For both American and European contexts, the answer to the seemingly bewildered question does not pertain only to Orban and Hungary, but also to Israel’s attitude towards far-right movements everywhere.
Netanyahu and Zionist leaders are not only aware of the massive political shift in European politics but are, in fact, working diligently to utilise this in Israel’s favour.
On his recent visit to Israel, Orban asserted that Hungarian Jewish citizens should feel safe in his country, a strange statement considering that it was Orban and his party that deprived many Jews and other members of minority groups of any feeling of safety.
Still, Netanyahu welcomed Orban as a “true friend of Israel” and Orban called on his European counterparts to show more support for Israel.
Netanyahu had visited Budapest in July 2017, a supposed ‘historic’ visit that did nothing to change Hungary’s official discourse dotted with racism and anti-Semitism.

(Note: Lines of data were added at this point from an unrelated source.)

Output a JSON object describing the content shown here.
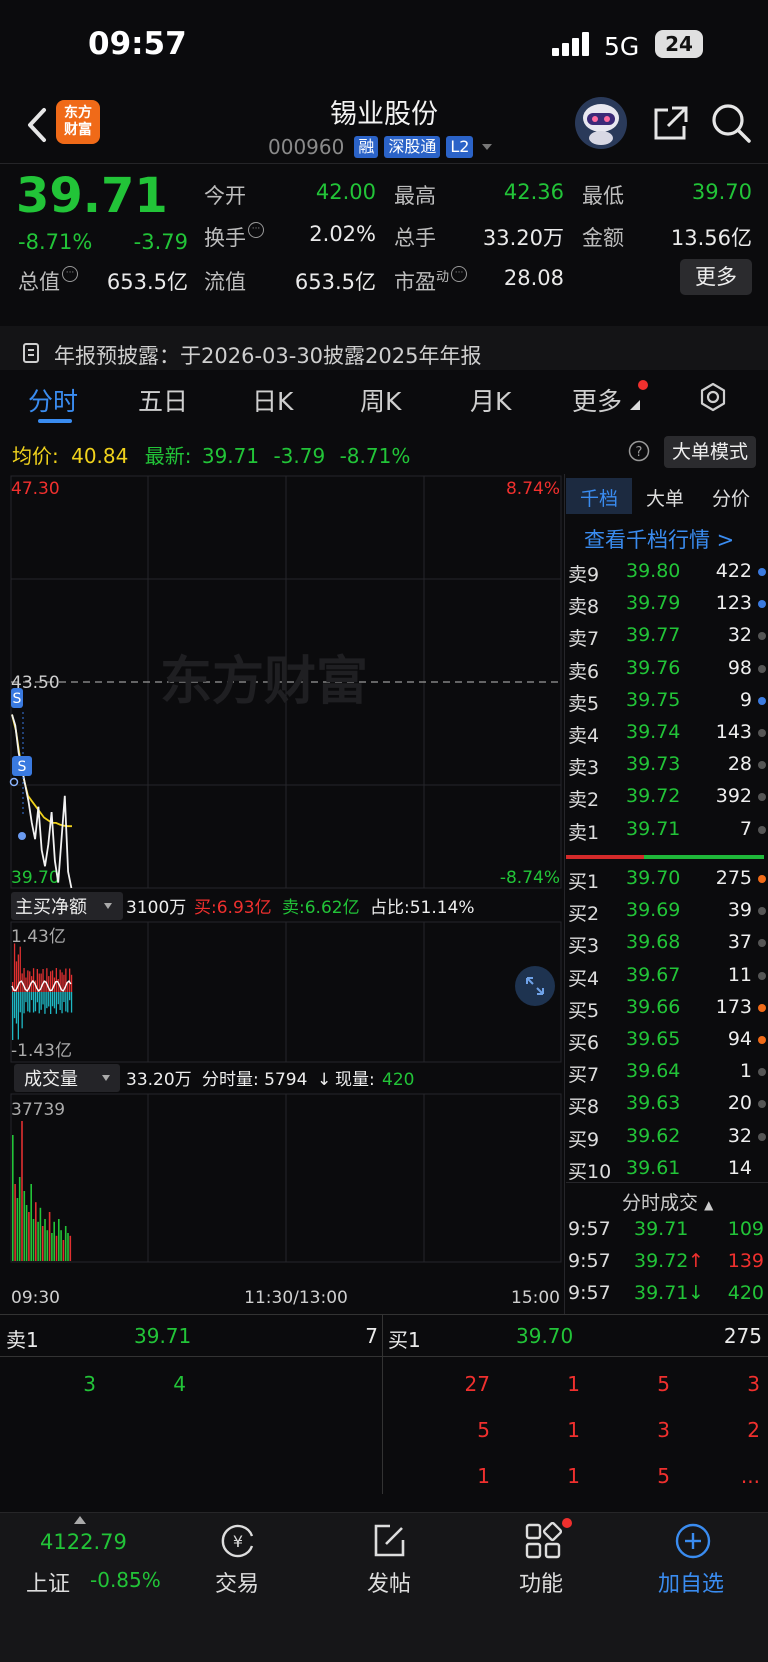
{
  "status": {
    "time": "09:57",
    "network": "5G",
    "battery": "24"
  },
  "header": {
    "logo_line1": "东方",
    "logo_line2": "财富",
    "name": "锡业股份",
    "code": "000960",
    "tags": [
      "融",
      "深股通",
      "L2"
    ]
  },
  "quote": {
    "price": "39.71",
    "change_pct": "-8.71%",
    "change": "-3.79",
    "fields": [
      {
        "label": "今开",
        "value": "42.00",
        "color": "green"
      },
      {
        "label": "最高",
        "value": "42.36",
        "color": "green"
      },
      {
        "label": "最低",
        "value": "39.70",
        "color": "green"
      },
      {
        "label": "换手",
        "value": "2.02%",
        "color": "white"
      },
      {
        "label": "总手",
        "value": "33.20万",
        "color": "white"
      },
      {
        "label": "金额",
        "value": "13.56亿",
        "color": "white"
      },
      {
        "label": "总值",
        "value": "653.5亿",
        "color": "white"
      },
      {
        "label": "流值",
        "value": "653.5亿",
        "color": "white"
      },
      {
        "label": "市盈",
        "value": "28.08",
        "color": "white"
      }
    ],
    "pe_sup": "动",
    "more": "更多"
  },
  "notice": "年报预披露：于2026-03-30披露2025年年报",
  "tabs": [
    "分时",
    "五日",
    "日K",
    "周K",
    "月K",
    "更多"
  ],
  "avg_row": {
    "avg_label": "均价:",
    "avg_value": "40.84",
    "latest_label": "最新:",
    "latest_value": "39.71",
    "latest_change": "-3.79",
    "latest_pct": "-8.71%",
    "big_order_mode": "大单模式"
  },
  "chart": {
    "y_top": "47.30",
    "y_mid": "43.50",
    "y_bottom": "39.70",
    "pct_top": "8.74%",
    "pct_bottom": "-8.74%",
    "watermark": "东方财富",
    "price_line": [
      42.9,
      42.7,
      42.2,
      41.9,
      41.6,
      41.3,
      40.9,
      40.6,
      41.2,
      40.4,
      40.1,
      40.5,
      41.1,
      40.2,
      39.8,
      40.6,
      41.4,
      40.0,
      39.7
    ],
    "avg_line": [
      42.9,
      42.6,
      42.1,
      41.7,
      41.4,
      41.3,
      41.2,
      41.1,
      41.0,
      40.95,
      40.9,
      40.9,
      40.87,
      40.85,
      40.84,
      40.84
    ],
    "signal_marker": "S",
    "net_buy": {
      "label": "主买净额",
      "amount": "3100万",
      "buy_label": "买:6.93亿",
      "sell_label": "卖:6.62亿",
      "ratio_label": "占比:51.14%",
      "y_top": "1.43亿",
      "y_bottom": "-1.43亿"
    },
    "volume": {
      "label": "成交量",
      "total": "33.20万",
      "minute_label": "分时量: 5794",
      "now_label": "现量:",
      "now_value": "420",
      "y_top": "37739",
      "bars": [
        0.9,
        0.55,
        0.45,
        0.6,
        1.0,
        0.5,
        0.4,
        0.35,
        0.55,
        0.3,
        0.42,
        0.28,
        0.38,
        0.25,
        0.3,
        0.22,
        0.35,
        0.2,
        0.28,
        0.18,
        0.3,
        0.22,
        0.15,
        0.25,
        0.2,
        0.18
      ]
    },
    "x_start": "09:30",
    "x_mid": "11:30/13:00",
    "x_end": "15:00"
  },
  "orderbook": {
    "tabs": [
      "千档",
      "大单",
      "分价"
    ],
    "view_more": "查看千档行情 >",
    "asks": [
      {
        "label": "卖9",
        "price": "39.80",
        "vol": "422",
        "dot": "#3a7ae0"
      },
      {
        "label": "卖8",
        "price": "39.79",
        "vol": "123",
        "dot": "#3a7ae0"
      },
      {
        "label": "卖7",
        "price": "39.77",
        "vol": "32",
        "dot": "#555555"
      },
      {
        "label": "卖6",
        "price": "39.76",
        "vol": "98",
        "dot": "#555555"
      },
      {
        "label": "卖5",
        "price": "39.75",
        "vol": "9",
        "dot": "#3a7ae0"
      },
      {
        "label": "卖4",
        "price": "39.74",
        "vol": "143",
        "dot": "#555555"
      },
      {
        "label": "卖3",
        "price": "39.73",
        "vol": "28",
        "dot": "#555555"
      },
      {
        "label": "卖2",
        "price": "39.72",
        "vol": "392",
        "dot": "#555555"
      },
      {
        "label": "卖1",
        "price": "39.71",
        "vol": "7",
        "dot": "#555555"
      }
    ],
    "bids": [
      {
        "label": "买1",
        "price": "39.70",
        "vol": "275",
        "dot": "#f06a18"
      },
      {
        "label": "买2",
        "price": "39.69",
        "vol": "39",
        "dot": "#555555"
      },
      {
        "label": "买3",
        "price": "39.68",
        "vol": "37",
        "dot": "#555555"
      },
      {
        "label": "买4",
        "price": "39.67",
        "vol": "11",
        "dot": "#555555"
      },
      {
        "label": "买5",
        "price": "39.66",
        "vol": "173",
        "dot": "#f06a18"
      },
      {
        "label": "买6",
        "price": "39.65",
        "vol": "94",
        "dot": "#f06a18"
      },
      {
        "label": "买7",
        "price": "39.64",
        "vol": "1",
        "dot": "#555555"
      },
      {
        "label": "买8",
        "price": "39.63",
        "vol": "20",
        "dot": "#555555"
      },
      {
        "label": "买9",
        "price": "39.62",
        "vol": "32",
        "dot": "#555555"
      },
      {
        "label": "买10",
        "price": "39.61",
        "vol": "14",
        "dot": ""
      }
    ],
    "ticks_title": "分时成交",
    "ticks": [
      {
        "time": "9:57",
        "price": "39.71",
        "arrow": "",
        "vol": "109",
        "vol_color": "green"
      },
      {
        "time": "9:57",
        "price": "39.72",
        "arrow": "↑",
        "vol": "139",
        "vol_color": "red"
      },
      {
        "time": "9:57",
        "price": "39.71",
        "arrow": "↓",
        "vol": "420",
        "vol_color": "green"
      }
    ]
  },
  "level_bar": {
    "sell_label": "卖1",
    "sell_price": "39.71",
    "sell_vol": "7",
    "buy_label": "买1",
    "buy_price": "39.70",
    "buy_vol": "275",
    "sell_queue": [
      "3",
      "4"
    ],
    "buy_queue": [
      "27",
      "1",
      "5",
      "3",
      "5",
      "1",
      "3",
      "2",
      "1",
      "1",
      "5",
      "..."
    ]
  },
  "bottom_nav": {
    "index_value": "4122.79",
    "index_name": "上证",
    "index_change": "-0.85%",
    "items": [
      "交易",
      "发帖",
      "功能",
      "加自选"
    ]
  }
}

It is well-known that Israel and Zionist leaders are selective in manipulating the definition of ‘anti-Semitism’ to serve their political agendas, but Israel’s attitude towards the racist far-right movements in Europe takes this truth to an entirely new level.
Indeed, the ‘special relationship’ between Netanyahu and Orban is only the tip of the iceberg. For years, Netanyahu’s Israel has been ‘flirting’ with radical right movements in Europe.
The unmistakable Israeli strategy, of course, has its own logic. Israeli leaders feel that Europe’s move to the far-right is irrevocable and are keen to benefit from the anti-Muslim sentiment that accompanies this shift.
Moreover, the EU’s resolve to label illegal colony products and its refusal to heed calls for moving their embassies from Tel Aviv to occupied Jerusalem is pushing Netanyahu to explore these new routes. During his previous visit to Hungary Netanyahu met with leaders from the so-called Visegrad-4, which includes Hungary, Poland, the Czech Republic and Slovakia.
On that visit, Netanyahu hoped to find new channels of support within the EU by using his newfound allies in these countries. In an audio recording obtained by Reuters, Netanyahu chastised Europe for daring to criticise Israel’s dismal human rights record, illegal colony policies and military occupation.
The Israeli-far-right embrace touches practically every European country including Italy and Germany whose history of Nazism and Fascism resulted in death and misery to millions.
In Italy, the connection between Italian far-right parties and Israel goes back to the early 2000s, when post-Fascist leader, Gianfranco Fini, laboured to rebrand his movement.
Initially, Fini was the leader of the Movimento Sociale Italiano which saw itself as the “heir to the Fascist Party”.
The rebranding of the party required a trip by Fini to Israel in 2003, after changing the name of his movement to the ‘National Alliance.’ Interestingly, in his highly-touted visit, Fini was accompanied by Amos Luzzatto, the head of the Italian Jewish community.
Unsurprisingly, far-right leader, Matteo Salvini, Italy’s current Interior Minister, went through the same political baptism by Zionist Israel as both Orban and Fini by paying a visit to Tel Aviv in March 2016 to launch his political career and declare his undying love for the Jewish State.
The same scenario is being repeated in Germany where the far-right party, Alternative for Germany (AfD), has risen in ranks to the point that it almost toppled a government coalition led by Chancellor Angela Merkel.
In fact, what began as Israeli flirting with far-right racist movements is now Israel’s official policy towards Europe. It remains to be seen how Israel’s embracing of fascist Europe will bode, for both Israel and the European Union. Will the EU “shrivel and disappear” or will Israel be finally exposed for what it truly is — an ethnonationalist state with no interest in true democracy in the first place?
Ramzy Baroud is a journalist, author and editor of Palestine Chronicle. His latest book is The Last Earth: A Palestinian Story (Pluto Press, London).